Your objective: All of the records are to be copied out exactly, with nothing left out.

Dataset content:
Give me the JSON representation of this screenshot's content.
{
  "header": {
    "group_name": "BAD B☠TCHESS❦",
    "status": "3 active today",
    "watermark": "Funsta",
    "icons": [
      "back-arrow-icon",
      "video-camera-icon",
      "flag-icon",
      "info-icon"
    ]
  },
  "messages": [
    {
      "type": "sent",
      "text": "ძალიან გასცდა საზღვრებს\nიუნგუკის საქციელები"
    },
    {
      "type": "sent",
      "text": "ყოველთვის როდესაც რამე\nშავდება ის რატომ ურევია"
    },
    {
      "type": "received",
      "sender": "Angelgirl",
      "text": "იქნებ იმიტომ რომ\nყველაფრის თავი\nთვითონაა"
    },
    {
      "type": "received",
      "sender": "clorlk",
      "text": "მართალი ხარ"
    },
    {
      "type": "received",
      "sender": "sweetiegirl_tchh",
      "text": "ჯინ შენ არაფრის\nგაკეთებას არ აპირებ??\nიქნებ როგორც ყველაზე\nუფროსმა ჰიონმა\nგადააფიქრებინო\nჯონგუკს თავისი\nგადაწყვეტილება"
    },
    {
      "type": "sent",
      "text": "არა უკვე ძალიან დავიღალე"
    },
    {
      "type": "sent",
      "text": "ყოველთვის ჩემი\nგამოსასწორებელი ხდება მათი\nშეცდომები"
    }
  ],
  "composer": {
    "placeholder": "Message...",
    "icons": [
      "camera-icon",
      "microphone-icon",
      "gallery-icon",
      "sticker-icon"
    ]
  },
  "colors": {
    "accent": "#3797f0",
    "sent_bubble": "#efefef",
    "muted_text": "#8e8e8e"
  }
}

Your response:
Give me the JSON representation of this screenshot's content.
{
  "header": {
    "group_name": "BAD B☠TCHESS❦",
    "status": "3 active today",
    "watermark": "Funsta",
    "icons": [
      "back-arrow-icon",
      "video-camera-icon",
      "flag-icon",
      "info-icon"
    ]
  },
  "messages": [
    {
      "type": "sent",
      "text": "ძალიან გასცდა საზღვრებს\nიუნგუკის საქციელები"
    },
    {
      "type": "sent",
      "text": "ყოველთვის როდესაც რამე\nშავდება ის რატომ ურევია"
    },
    {
      "type": "received",
      "sender": "Angelgirl",
      "text": "იქნებ იმიტომ რომ\nყველაფრის თავი\nთვითონაა"
    },
    {
      "type": "received",
      "sender": "clorlk",
      "text": "მართალი ხარ"
    },
    {
      "type": "received",
      "sender": "sweetiegirl_tchh",
      "text": "ჯინ შენ არაფრის\nგაკეთებას არ აპირებ??\nიქნებ როგორც ყველაზე\nუფროსმა ჰიონმა\nგადააფიქრებინო\nჯონგუკს თავისი\nგადაწყვეტილება"
    },
    {
      "type": "sent",
      "text": "არა უკვე ძალიან დავიღალე"
    },
    {
      "type": "sent",
      "text": "ყოველთვის ჩემი\nგამოსასწორებელი ხდება მათი\nშეცდომები"
    }
  ],
  "composer": {
    "placeholder": "Message...",
    "icons": [
      "camera-icon",
      "microphone-icon",
      "gallery-icon",
      "sticker-icon"
    ]
  },
  "colors": {
    "accent": "#3797f0",
    "sent_bubble": "#efefef",
    "muted_text": "#8e8e8e"
  }
}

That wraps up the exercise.